## Work instructions
Leaving out only the pictures, write out all the entries exactly.

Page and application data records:
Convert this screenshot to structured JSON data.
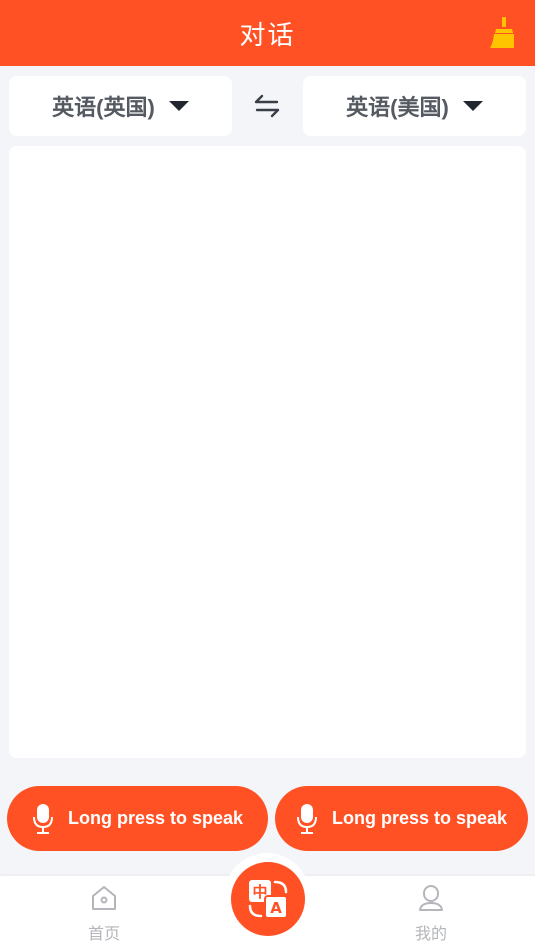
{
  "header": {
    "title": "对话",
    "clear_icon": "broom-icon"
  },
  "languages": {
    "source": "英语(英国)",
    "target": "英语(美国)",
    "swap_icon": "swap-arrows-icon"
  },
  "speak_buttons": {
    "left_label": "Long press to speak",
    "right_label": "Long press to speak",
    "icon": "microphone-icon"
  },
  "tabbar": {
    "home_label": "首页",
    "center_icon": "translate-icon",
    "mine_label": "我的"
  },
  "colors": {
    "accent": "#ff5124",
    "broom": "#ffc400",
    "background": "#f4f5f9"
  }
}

## Exercise answer
Convert this screenshot to structured JSON data.
{
  "header": {
    "title": "对话",
    "clear_icon": "broom-icon"
  },
  "languages": {
    "source": "英语(英国)",
    "target": "英语(美国)",
    "swap_icon": "swap-arrows-icon"
  },
  "speak_buttons": {
    "left_label": "Long press to speak",
    "right_label": "Long press to speak",
    "icon": "microphone-icon"
  },
  "tabbar": {
    "home_label": "首页",
    "center_icon": "translate-icon",
    "mine_label": "我的"
  },
  "colors": {
    "accent": "#ff5124",
    "broom": "#ffc400",
    "background": "#f4f5f9"
  }
}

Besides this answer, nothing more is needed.